A particularly interesting discussion topic was, like with all contracts, how do businesses work out what to pay and how do they monitor if they’re getting value for the money? With something like a business sponsoring a football club’s shirt, it wasn’t just about looking at what Adidas paid Manchester United for example - although Ben confessed that would indeed be a factor! A lot of science went into this process and also the benefit of many years’ experience in the industry. Key Performance Indicators (KPIs) are agreed and built into the contracts. These days, there are reductions linked to sporting performance, and Manchester United’s Adidas deal was an example of this.
Having a panel with 3 lawyers on it meant that we also focused on what happens when things go wrong! We talked about athletes that were seen using a competitor’s brand of goods to the business that was sponsoring them, and noted how rarely we saw the business sue the athlete. Richard noted that most businesses would rather avoid the bad publicity and stigma of a public spat and Paul stated that many contracts would not only provide for a period of suspended payments whilst the business investigated the issue, but could also lead to termination, with a claw back provision. In the old days, some businesses might have been tempted to simply remove the logo from their competitor’s products, stick their own on in place and carry on!
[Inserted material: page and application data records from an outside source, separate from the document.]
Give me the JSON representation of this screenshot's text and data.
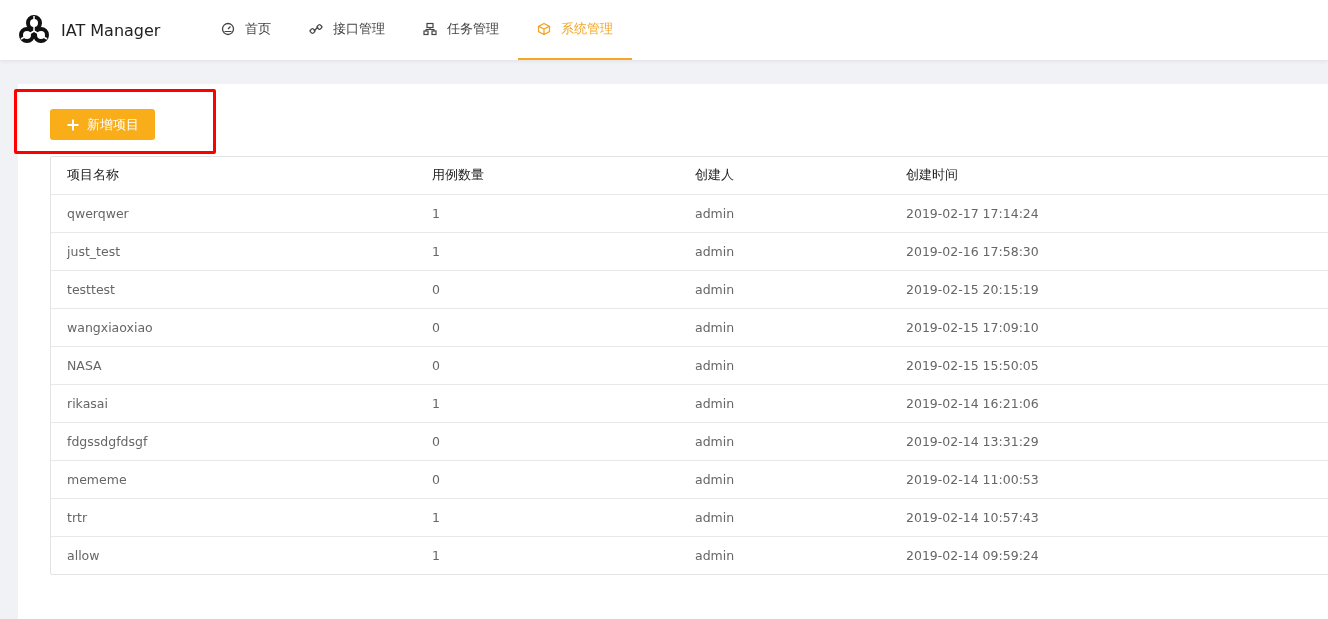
{
  "app": {
    "title": "IAT Manager"
  },
  "nav": [
    {
      "label": "首页",
      "selected": false
    },
    {
      "label": "接口管理",
      "selected": false
    },
    {
      "label": "任务管理",
      "selected": false
    },
    {
      "label": "系统管理",
      "selected": true
    }
  ],
  "add_button": {
    "label": "新增项目",
    "highlighted": true
  },
  "table": {
    "columns": [
      "项目名称",
      "用例数量",
      "创建人",
      "创建时间"
    ],
    "rows": [
      [
        "qwerqwer",
        "1",
        "admin",
        "2019-02-17 17:14:24"
      ],
      [
        "just_test",
        "1",
        "admin",
        "2019-02-16 17:58:30"
      ],
      [
        "testtest",
        "0",
        "admin",
        "2019-02-15 20:15:19"
      ],
      [
        "wangxiaoxiao",
        "0",
        "admin",
        "2019-02-15 17:09:10"
      ],
      [
        "NASA",
        "0",
        "admin",
        "2019-02-15 15:50:05"
      ],
      [
        "rikasai",
        "1",
        "admin",
        "2019-02-14 16:21:06"
      ],
      [
        "fdgssdgfdsgf",
        "0",
        "admin",
        "2019-02-14 13:31:29"
      ],
      [
        "mememe",
        "0",
        "admin",
        "2019-02-14 11:00:53"
      ],
      [
        "trtr",
        "1",
        "admin",
        "2019-02-14 10:57:43"
      ],
      [
        "allow",
        "1",
        "admin",
        "2019-02-14 09:59:24"
      ]
    ]
  }
}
Where things get really interesting is around morality clauses. Whose morality are these clauses judged on? Is it a reasonable person’s, or is it merely down to the opinion of the sponsoring business? How many affairs does an athlete need to have for it to be a violation of a morality clause? Why do some sponsors (or even Sports Governing bodies) stand by their athletes, whilst others run for the hills? Well, it could come down to the contract wording, it could come down to the strength of relationship between the business and the sponsored athlete. We also discussed reverse morality clauses. What happened if you were sponsored by Enron?
Richard looked further at what a business could sue a sponsored athlete for. A return of payments, or loss of profits? We inevitably talked about Lance Armstrong. Could Trek ask for its money back? Would Armstrong say it benefited all the way with bike sales while he was winning, albeit against the rules? Were people returning the bikes they bought? Were sales dropping now, long after their relationship with Armstrong had ended?
The final points were on issues that get lawyers excited – choice of law and dispute resolution clauses. Arbitration was seen as best, mainly for speed and confidentiality. Not too surprisingly for a UK seminar, English law was the preferred law of choice.
Mills & Reeve specialises in advising sports and other rights holders on commercial matters, including sponsorship and endorsement. If you require any assistance with this, please do not hesitate to contact Mark Hovell or Paul Knight.
This is part 3 of a 3 part series summarising the panel discussions held during the sports seminar on 16 May 2017. Make sure you also read our summaries on the panel discussions held on brand engagement in a digital era and the latest developments on image rights.